[[ DATA FOR PROCESSING open ]]
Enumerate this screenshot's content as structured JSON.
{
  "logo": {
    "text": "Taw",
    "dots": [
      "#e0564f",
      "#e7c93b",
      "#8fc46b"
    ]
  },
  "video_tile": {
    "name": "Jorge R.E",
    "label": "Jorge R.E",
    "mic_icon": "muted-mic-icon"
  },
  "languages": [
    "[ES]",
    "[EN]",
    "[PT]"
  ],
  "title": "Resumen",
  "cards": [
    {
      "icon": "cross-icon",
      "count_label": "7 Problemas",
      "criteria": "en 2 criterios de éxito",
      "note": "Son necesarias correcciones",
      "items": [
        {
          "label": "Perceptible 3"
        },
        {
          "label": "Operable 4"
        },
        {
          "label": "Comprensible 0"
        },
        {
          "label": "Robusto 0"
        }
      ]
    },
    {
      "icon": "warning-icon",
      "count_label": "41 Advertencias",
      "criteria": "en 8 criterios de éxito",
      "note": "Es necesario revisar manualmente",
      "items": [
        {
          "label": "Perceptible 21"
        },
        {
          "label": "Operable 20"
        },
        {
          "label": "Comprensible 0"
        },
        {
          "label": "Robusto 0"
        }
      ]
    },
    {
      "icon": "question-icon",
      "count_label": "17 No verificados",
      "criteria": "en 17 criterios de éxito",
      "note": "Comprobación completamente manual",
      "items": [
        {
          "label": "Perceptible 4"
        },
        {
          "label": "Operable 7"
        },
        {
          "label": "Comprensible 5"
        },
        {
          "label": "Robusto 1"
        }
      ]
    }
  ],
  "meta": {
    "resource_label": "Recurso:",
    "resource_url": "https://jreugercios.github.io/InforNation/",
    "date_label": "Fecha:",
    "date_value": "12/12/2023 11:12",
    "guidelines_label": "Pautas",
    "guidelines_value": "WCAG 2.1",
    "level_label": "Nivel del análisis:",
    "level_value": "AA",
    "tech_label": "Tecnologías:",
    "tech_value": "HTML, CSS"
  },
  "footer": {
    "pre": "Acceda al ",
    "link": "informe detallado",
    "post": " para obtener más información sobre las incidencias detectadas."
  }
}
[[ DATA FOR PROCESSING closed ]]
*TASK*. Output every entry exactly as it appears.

*SOLUTION TO THE EXERCISE*.
Enumerate this screenshot's content as structured JSON.
{
  "logo": {
    "text": "Taw",
    "dots": [
      "#e0564f",
      "#e7c93b",
      "#8fc46b"
    ]
  },
  "video_tile": {
    "name": "Jorge R.E",
    "label": "Jorge R.E",
    "mic_icon": "muted-mic-icon"
  },
  "languages": [
    "[ES]",
    "[EN]",
    "[PT]"
  ],
  "title": "Resumen",
  "cards": [
    {
      "icon": "cross-icon",
      "count_label": "7 Problemas",
      "criteria": "en 2 criterios de éxito",
      "note": "Son necesarias correcciones",
      "items": [
        {
          "label": "Perceptible 3"
        },
        {
          "label": "Operable 4"
        },
        {
          "label": "Comprensible 0"
        },
        {
          "label": "Robusto 0"
        }
      ]
    },
    {
      "icon": "warning-icon",
      "count_label": "41 Advertencias",
      "criteria": "en 8 criterios de éxito",
      "note": "Es necesario revisar manualmente",
      "items": [
        {
          "label": "Perceptible 21"
        },
        {
          "label": "Operable 20"
        },
        {
          "label": "Comprensible 0"
        },
        {
          "label": "Robusto 0"
        }
      ]
    },
    {
      "icon": "question-icon",
      "count_label": "17 No verificados",
      "criteria": "en 17 criterios de éxito",
      "note": "Comprobación completamente manual",
      "items": [
        {
          "label": "Perceptible 4"
        },
        {
          "label": "Operable 7"
        },
        {
          "label": "Comprensible 5"
        },
        {
          "label": "Robusto 1"
        }
      ]
    }
  ],
  "meta": {
    "resource_label": "Recurso:",
    "resource_url": "https://jreugercios.github.io/InforNation/",
    "date_label": "Fecha:",
    "date_value": "12/12/2023 11:12",
    "guidelines_label": "Pautas",
    "guidelines_value": "WCAG 2.1",
    "level_label": "Nivel del análisis:",
    "level_value": "AA",
    "tech_label": "Tecnologías:",
    "tech_value": "HTML, CSS"
  },
  "footer": {
    "pre": "Acceda al ",
    "link": "informe detallado",
    "post": " para obtener más información sobre las incidencias detectadas."
  }
}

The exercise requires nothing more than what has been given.